Sonoma County olive growers are bracing for a disastrous harvest, one that could wipe out the supply of fresh local olive oil.
The late-season rains of 2011 drenched the North Coast about the same time olive trees were blooming, killing the pollination process and leaving trees with little to no fruit. Some growers are estimating that the small, niche crop will be a tenth of normal size.
"We knew as soon as the weather report said it was going to rain that we were going to have trouble," said Ridgley Evers, co-owner of DaVero, a high-quality olive oil producer in Healdsburg.
"But we didn't know how much trouble we were in until we saw how much rain we got," he said.
That was three months ago. Now, the proof of what Evers has described as a slow-moving train wreck is illustrated by the bare branches of his Tuscany-bred olive trees.
"Economically, this is a full-on disaster," he said.
Even before the late rains, growers knew it wouldn't be the best harvest for Sonoma County. Olives are an alternate bearing crop, and this was supposed to be a down year.
But the moisture was a nail in the coffin for this year's harvest.
Paul Vossen, a farm advisor with the University of California Cooperative Extension, said that in an average low-yield year olive orchards produce 50 to 60 percent less.
"We have some places where they have almost nothing," said Vossen.
Unlike some plants and flowers, olives are pollinated by the wind, not insects. Sonoma County olive trees bloomed in late May and early June, when the North Coast was being hit by one storm after another.
High humidity alone will cause the fine pollen produced by olive trees to bind together, hindering its ability to travel through the air for cross pollination. With rain, pollen simply clumps together and doesn't go anywhere.
Olive production in Sonoma County is tiny compared to wine grapes and apples, according to the 2010 county crop report. That year there were 567 olive olive orchards in the county, 465 of which bore fruit for a total raw crop value of $176,100.
In contrast, the raw value of Sonoma County wine grapes in 2010 was more than $390 million.
But the true value of local olives is derived from their conversion to olive oil.
"This is the lightest yield of olives I believe I have seen here since I began producing our Estate Picholine Olive Oil in 1990," said Bruce Cohn, president B.R. Cohn Winery & Olive Oil Company in Sonoma Valley. "Everyone should stock up on last year's olive oil!"
Cohn said Vossen's assessment is on target. "I do not see much on our trees at all."
Vossen said a fruitless harvest would likely affect speciality buyers of fresh, locally produced olive oil, which in Sonoma County is mostly Tuscan-style varieties such as Frantoio and Leccino.
He said Sonoma County, which consumes more olive oil than it produces, likely will have to get its fresh oil elsewhere.
The Central Valley did not get as much rain during its bloom season, Vossen said. Also, olives grown in the valley are mostly Arbequina, which are less alternate-year bearing.
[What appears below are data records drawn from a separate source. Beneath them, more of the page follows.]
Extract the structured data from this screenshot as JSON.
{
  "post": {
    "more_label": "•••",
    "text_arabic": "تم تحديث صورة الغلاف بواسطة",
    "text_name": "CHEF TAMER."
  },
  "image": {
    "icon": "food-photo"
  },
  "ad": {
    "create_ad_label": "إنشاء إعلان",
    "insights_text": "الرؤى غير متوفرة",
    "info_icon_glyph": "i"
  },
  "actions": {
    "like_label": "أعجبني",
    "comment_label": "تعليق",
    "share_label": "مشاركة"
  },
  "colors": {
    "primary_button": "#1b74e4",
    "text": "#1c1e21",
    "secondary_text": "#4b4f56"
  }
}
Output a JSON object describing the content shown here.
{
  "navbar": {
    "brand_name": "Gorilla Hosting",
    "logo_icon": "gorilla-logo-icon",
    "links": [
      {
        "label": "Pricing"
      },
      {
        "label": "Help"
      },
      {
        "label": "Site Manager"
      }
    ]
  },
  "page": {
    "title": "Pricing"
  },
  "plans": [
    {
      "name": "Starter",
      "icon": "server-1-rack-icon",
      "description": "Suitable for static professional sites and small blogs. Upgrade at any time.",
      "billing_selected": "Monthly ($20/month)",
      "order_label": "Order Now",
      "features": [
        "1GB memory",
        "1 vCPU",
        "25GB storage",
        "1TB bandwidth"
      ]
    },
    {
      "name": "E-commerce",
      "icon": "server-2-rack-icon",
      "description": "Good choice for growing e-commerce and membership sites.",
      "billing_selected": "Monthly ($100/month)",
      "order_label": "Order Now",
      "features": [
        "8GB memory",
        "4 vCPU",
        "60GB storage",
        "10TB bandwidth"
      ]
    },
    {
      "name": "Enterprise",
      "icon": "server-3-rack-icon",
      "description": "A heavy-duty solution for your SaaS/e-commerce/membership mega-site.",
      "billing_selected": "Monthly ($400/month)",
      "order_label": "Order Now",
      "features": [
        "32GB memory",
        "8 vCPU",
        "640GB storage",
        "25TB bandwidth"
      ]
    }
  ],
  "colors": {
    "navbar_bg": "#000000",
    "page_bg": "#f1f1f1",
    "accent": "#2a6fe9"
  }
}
Meanwhile, DaVero's Tuscany-style olive trees, which were grown from cuttings from an 800-year-old grove outside of Lucca, could come back next year with a vengeance.